In this blog post we try to answer the question, what should be the layer height if the head speed is 16mm/s and the motor speed is 40rpm. So calibrating the extruder theoretically, rather than trial and error.

Since I had my printing machine I always had some sort of printing deficiency. I always suspected,
that I made my settings wrongly or didn't adjusted it right.

I asked on the forum how am I supposed to set my machine/skeinforge settings right, and I was told that I should follow this walkthrough blog post.
I tried it, but I lacked the proper tool to do it right. I only have an "analogue" caliper, where the accuracy in theory 0.05mm, but Im only able to read it reliably 0.1mm:
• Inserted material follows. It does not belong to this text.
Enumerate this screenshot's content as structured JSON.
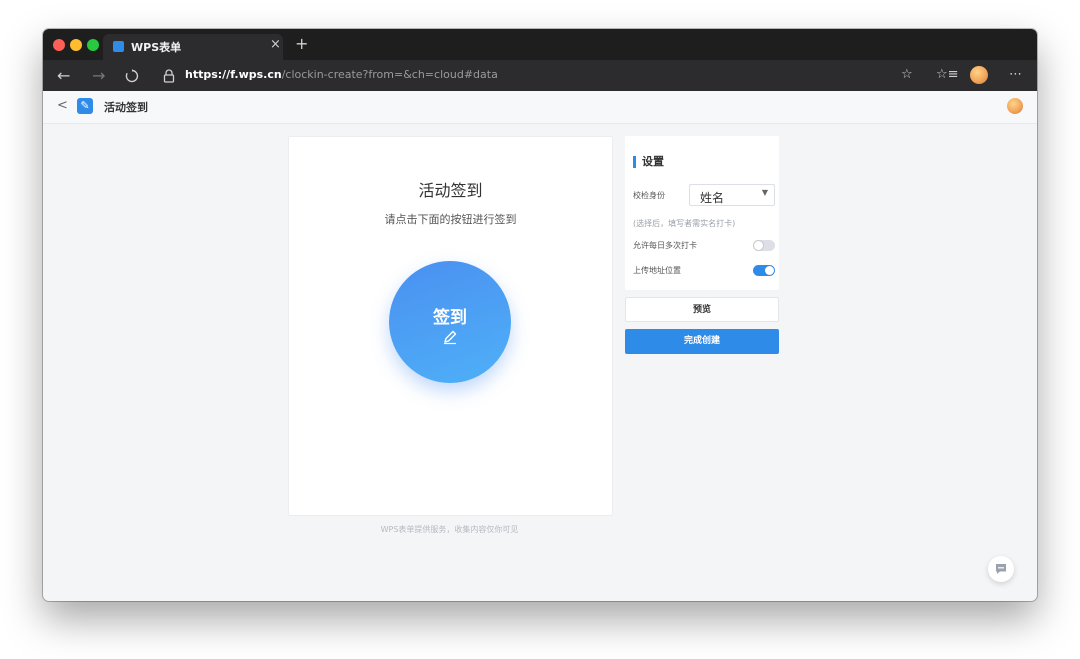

Following the above tutorial requires a digital caliper with 1 ┬Ám (0.001mm) measuring accuracy.

The idea, that a measuring is required, when we know every details of the machine, is rather strange. So I asked nophead, what is his method to adjust the settings right. He said, he calculates the layer height and does not need to do any "trial and error", like the above mentioned blog post. We exchanged some emails, and here it goes the explication (at least what I grok from it):

Filed under: theory Continue reading